  3. Build and develop partnerships. Community paramedicine is something that is not meant to operate in a silo. Your department only has so many resources and personnel at its disposal. As our program grows, we have found ways to connect and partner with surrounding services and organizations. This has included nonprofits such as Meals on Wheels, faith-based organizations, our local health department, the sheriff’s office, our emergency management team and local hospitals. The more we grow, the more our opportunities grow. Always look for and be open to fostering relationships and partnerships as they ultimately help your residents.
  4. Effectively communicate. Whether it is to your Board of County Commissioners, local leaders, local media, residents or internal fire personnel, it’s important to communicate and get buy-in on what you are doing. The better and more effectively you communicate, the more partnerships and connections you can establish as well as reach your target audiences. Effective communication can also ensure you are set up for potential grant funding. We have also been able to speak at several 55-plus senior communities and have partnered with our health department on community outreach which, in turn, helps us connect with more of our residents.
  5. Be smart fiscally and explore long-term funding options. This is where your partnerships can help make an impact. Having partnerships with other resources comes into play by allowing you to provide more help or extended help without adversely impacting your funding. One of our most significant partnerships so far is with our health department. We have created a path that allows us to graduate our residents out of our CP program and into caring hands. This allows our residents to have continued care longer and allows for funds to be used for newer residents enrolling in our CP program.
  6. Embrace technology and always evolve. Ensure that your computer-aided dispatch (CAD) can help track your CP visits so that you can use it for reporting. Measurable outcomes and objectives are essential. As we move to the future, we will add healthcare aspects to be linked to the resident’s physicians, to allow at-home visits via internet.

Remember, community paramedicine is not a one-size-fits all approach. Branch out into different directions to see what works for the community you serve. Not all programs are going to work the same and community paramedicine doesn’t work in all areas. It is a learning curve, but the good thing is you can create what will be the perfect fit for your residents.

This article, originally published in November 2022, has been updated.

Lt. Curtis Halcom serves as the lead for the Seminole County Fire Department and has more than 20 years of experience as a firefighter/paramedic.
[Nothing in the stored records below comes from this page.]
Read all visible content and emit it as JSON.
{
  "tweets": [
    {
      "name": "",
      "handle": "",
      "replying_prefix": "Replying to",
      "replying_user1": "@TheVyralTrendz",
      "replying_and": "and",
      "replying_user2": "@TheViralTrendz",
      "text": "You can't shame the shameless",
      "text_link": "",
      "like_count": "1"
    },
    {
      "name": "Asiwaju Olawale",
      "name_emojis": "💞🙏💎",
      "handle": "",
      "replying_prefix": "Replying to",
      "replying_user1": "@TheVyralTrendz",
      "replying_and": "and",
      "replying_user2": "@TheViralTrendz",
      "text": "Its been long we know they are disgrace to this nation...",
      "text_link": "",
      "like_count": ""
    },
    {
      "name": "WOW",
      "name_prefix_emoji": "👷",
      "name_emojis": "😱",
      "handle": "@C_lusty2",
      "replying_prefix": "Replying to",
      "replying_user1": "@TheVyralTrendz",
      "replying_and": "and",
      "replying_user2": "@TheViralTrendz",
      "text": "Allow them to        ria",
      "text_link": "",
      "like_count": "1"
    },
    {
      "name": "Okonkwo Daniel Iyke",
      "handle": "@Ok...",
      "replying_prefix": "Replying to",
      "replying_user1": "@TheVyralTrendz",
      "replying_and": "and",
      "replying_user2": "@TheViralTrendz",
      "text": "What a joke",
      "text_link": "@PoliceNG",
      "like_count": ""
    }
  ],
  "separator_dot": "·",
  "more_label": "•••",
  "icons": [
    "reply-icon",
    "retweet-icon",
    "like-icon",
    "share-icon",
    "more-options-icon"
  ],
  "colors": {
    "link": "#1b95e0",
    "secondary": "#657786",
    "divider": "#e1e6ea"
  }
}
For more information about the Seminole County Fire Department’s Community Paramedicine Program, visit